Oh, how I miss the Burke. Not so much those dark, rainy rides to my morning Civ Pro class, but mostly those weekend rides from Fremont out to Redmond. Definitely the folks who got the Burke made deserve some huge credit, and so does Nickels.

15 years ago

Just so long as they aren\’t better than Portland, they can be whatever metal they want. 😉

But really, congrats to our starbucksy neighbors to the north. Excited to see how Oregon fared tomorrow!

Matt Case
Matt Case
15 years ago
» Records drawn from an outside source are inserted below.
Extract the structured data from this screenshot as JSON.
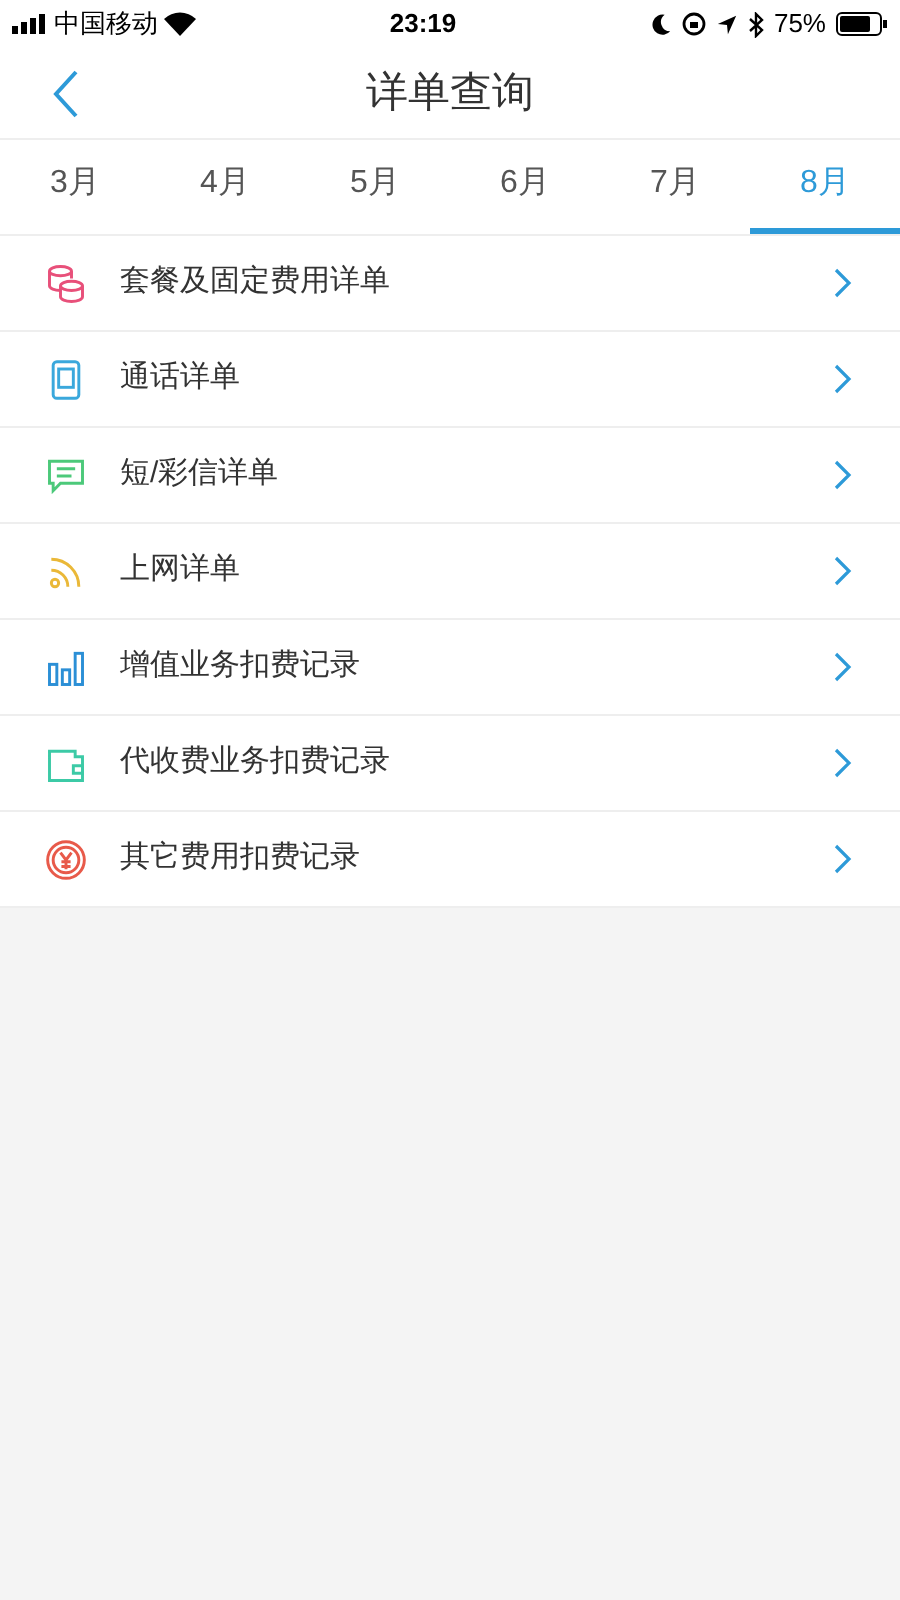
{
  "status_bar": {
    "carrier": "中国移动",
    "time": "23:19",
    "battery": "75%"
  },
  "nav": {
    "title": "详单查询"
  },
  "tabs": [
    {
      "label": "3月",
      "selected": false
    },
    {
      "label": "4月",
      "selected": false
    },
    {
      "label": "5月",
      "selected": false
    },
    {
      "label": "6月",
      "selected": false
    },
    {
      "label": "7月",
      "selected": false
    },
    {
      "label": "8月",
      "selected": true
    }
  ],
  "items": [
    {
      "label": "套餐及固定费用详单",
      "kind": "coins",
      "color": "#e8507a"
    },
    {
      "label": "通话详单",
      "kind": "phone",
      "color": "#3aa8dc"
    },
    {
      "label": "短/彩信详单",
      "kind": "message",
      "color": "#4cc97a"
    },
    {
      "label": "上网详单",
      "kind": "signal",
      "color": "#eab838"
    },
    {
      "label": "增值业务扣费记录",
      "kind": "bars",
      "color": "#2b8fd6"
    },
    {
      "label": "代收费业务扣费记录",
      "kind": "wallet",
      "color": "#3ccaa6"
    },
    {
      "label": "其它费用扣费记录",
      "kind": "yen",
      "color": "#e85a4a"
    }
  ]
}
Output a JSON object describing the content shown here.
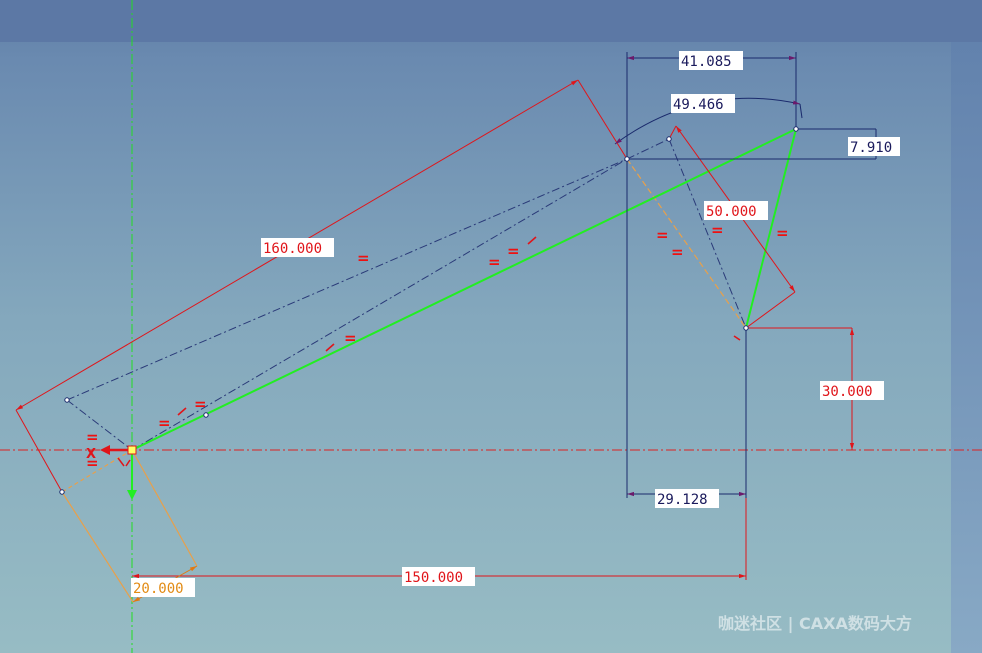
{
  "dimensions": {
    "d_41085": "41.085",
    "d_49466": "49.466",
    "d_7910": "7.910",
    "d_160000": "160.000",
    "d_50000": "50.000",
    "d_30000": "30.000",
    "d_29128": "29.128",
    "d_150000": "150.000",
    "d_20000": "20.000"
  },
  "constraints": {
    "equal_symbol": "="
  },
  "origin": {
    "axis_label": "X"
  },
  "watermark": {
    "text": "咖迷社区 | CAXA数码大方"
  },
  "colors": {
    "background_top": "#5c78a5",
    "background_bottom": "#97bcc4",
    "sketch_green": "#22ee22",
    "dimension_red": "#e0151a",
    "dimension_navy": "#1a1a5c",
    "centerline_green": "#22dd22",
    "centerline_red": "#dd2222",
    "construction_orange": "#e8a04a"
  }
}
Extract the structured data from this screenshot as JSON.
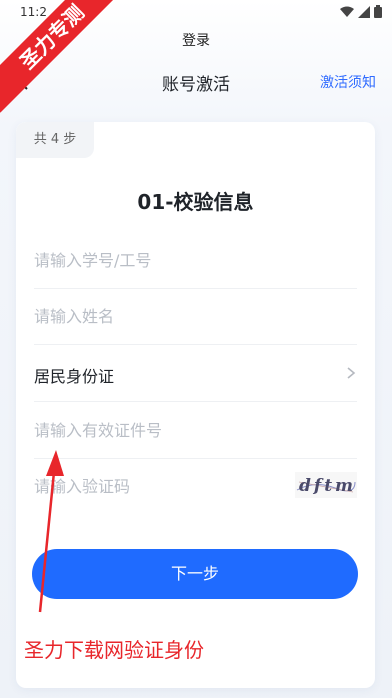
{
  "status": {
    "time": "11:2"
  },
  "header": {
    "top_title": "登录",
    "nav_title": "账号激活",
    "nav_link": "激活须知"
  },
  "card": {
    "step": "共 4 步",
    "title": "01-校验信息",
    "fields": {
      "student_id_placeholder": "请输入学号/工号",
      "name_placeholder": "请输入姓名",
      "id_type_value": "居民身份证",
      "id_number_placeholder": "请输入有效证件号",
      "captcha_placeholder": "请输入验证码",
      "captcha_text": "dftm"
    },
    "next_button": "下一步"
  },
  "watermark": {
    "ribbon": "圣力专测",
    "annotation": "圣力下载网验证身份"
  },
  "colors": {
    "accent": "#1f6bff",
    "link": "#2f6bff",
    "watermark": "#e8262b"
  }
}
I hate to be the one putting this out there, but Seattle is certainly not the model of city cycling I would like to see disseminated to the rest of the country. The BurkeGT is fine for riding on with a family, under 12mph, but certainly should not be considered infrastructure for a bicycle commuting culture. The bike lanes in Seattle have long been limited to dangerous roads like 2nd Ave (where folk drive about 35+) and have included parking to the left of the lane. Nickels is pushing downtown density without making the downtown easier to navigate on foot or by bike. Not a great example. Fortunately I have moved to PDX, a city that has a truly diverse cycling community behind it, not just a flashy facade of preconceived notions.